Monday, she called Public Works because she wasn't aware crews worked seven days a week. Staff members with Wastewater Operations were sent to help search. Crews were unable to find the ring Monday, but went back out Tuesday.
The family was told to run water into all the drains and flush everything in the house while crews set up a debris trap. The debris was taken back to Wastewater headquarters and the ring was found.
The ring's owner wrote the City of Hampton, "We cannot express enough gratitude to everyone who had a role in recovering this very special ring to us. It's not only the monetary value of the ring, but also the sentimental value that could not be replaced…Please do anything and everything you can to acknowledge their dedication, honesty and hard work."
Each of the Wastewater employees received a $25 "Delightful Dollars" gift card, part of an awards program offered by the city to employees who go above and beyond.

Wednesday, September 4, 2013

Toilet Replacement Parts - Teen girl hit with portable toilet while driving to school - This Old Toilet - Phone: 650-483-1139 ~ 800-658-4521

THORNDIKE, Maine — A teenage girl had an unhappy surprise first thing Monday morning when a portable toilet fell onto her Jeep as she was driving to Mount View High School.
A man who had just made a portable toilet delivery to the school forgot to lash a second one down and it fell off his truck after he pulled out of the parking lot onto Route 220, Chief Deputy Jeff Trafton of the Waldo County Sheriff’s Office said Monday afternoon.
The girl swerved to avoid the flying toilet but it hit her red Jeep Cherokee despite her efforts.
“Fortunately, it was clean,” Trafton said of the toilet.
The other driver, Ronnie Furrow, whose age and town were not yet available, was issued a summons for having an unsecured load, Trafton said. The chief deputy did not release the teenager’s name because she is a juvenile and was not at fault in the accident.
The teenager made an emotional 911 call to report the accident, and the Mount View School Resource Officer responded to the scene.
“It was a true Monday morning happening,” Trafton said.
by Abigail Curtis

Monday, September 2, 2013

Toilet Replacement Parts - More people have access to cellphones than toilets - This Old Toilet - Phone: 650-483-1139 ~ 800-658-4521

A new United Nations study has found that more people around the world have access to a cellphone than to a working toilet.

The study’s numbers claim that of the world’s estimated 7 billion people, 6 billion have access to mobile phones.

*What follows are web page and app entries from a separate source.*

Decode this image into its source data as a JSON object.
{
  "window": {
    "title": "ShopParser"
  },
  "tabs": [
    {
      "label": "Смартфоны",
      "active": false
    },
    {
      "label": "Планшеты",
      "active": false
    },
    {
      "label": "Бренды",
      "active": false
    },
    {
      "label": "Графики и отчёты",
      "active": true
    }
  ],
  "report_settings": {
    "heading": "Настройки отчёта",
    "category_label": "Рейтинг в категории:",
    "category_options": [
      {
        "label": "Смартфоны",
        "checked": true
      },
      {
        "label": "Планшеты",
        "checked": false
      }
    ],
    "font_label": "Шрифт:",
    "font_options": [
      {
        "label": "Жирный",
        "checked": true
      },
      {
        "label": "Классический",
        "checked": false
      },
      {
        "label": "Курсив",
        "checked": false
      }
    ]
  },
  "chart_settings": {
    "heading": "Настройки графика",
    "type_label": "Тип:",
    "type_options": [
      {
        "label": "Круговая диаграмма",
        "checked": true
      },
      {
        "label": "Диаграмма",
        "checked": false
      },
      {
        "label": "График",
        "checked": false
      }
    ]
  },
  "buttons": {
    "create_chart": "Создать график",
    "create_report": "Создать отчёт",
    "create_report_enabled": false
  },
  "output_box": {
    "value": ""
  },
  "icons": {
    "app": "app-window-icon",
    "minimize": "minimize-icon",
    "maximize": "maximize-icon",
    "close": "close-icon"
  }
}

However, only 4.5 billion have access to a toilet.
At a press conference announcing the report, U.N. Deputy Secretary-General Jan Eliasson announced the organization is launching an effort to halve the number of those without access by the end of 2015.
“Let’s face it—this is a problem that people do not like to talk about. But it goes to the heart of ensuring good health, a clean environment and fundamental human dignity for billions of people,” Eliasson said at the press conference.
In August 2012, the Bill Gates Foundation began its own effort to “reinvent the toilet” as a way to help curb the number of people around the world without access to sanitary waste disposal.
Interestingly, the report states that India alone is responsible for 60 percent of the world’s population that does not use a toilet, an estimated 626 million individuals. Yet, at the same time, there are an estimated 1 billion cellphones in India.
Conversely, in the world’s most highly populated country, China, only 14 million people do not have access to a toilet. However, there are also fewer cellphones in China, 986 million, according to the Daily Mail.
Driving the point home, more than 750,000 people die each year from diarrhea and one of its primary causes is from unsanitary conditions created in communities without access to toilets.
And there are other benefits of installing more modern sanitation options that don’t immediately come to mind.
“This can also improve the safety of women and girls, who are often targeted when they are alone outdoors,” said Martin Mogwanja, deputy executive director of the U.N. Children’s Fund. “And providing safe and private toilets may also help girls to stay in school, which we know can increase their future earnings and help break the cycle of poverty.”
by Eric Pfeiffer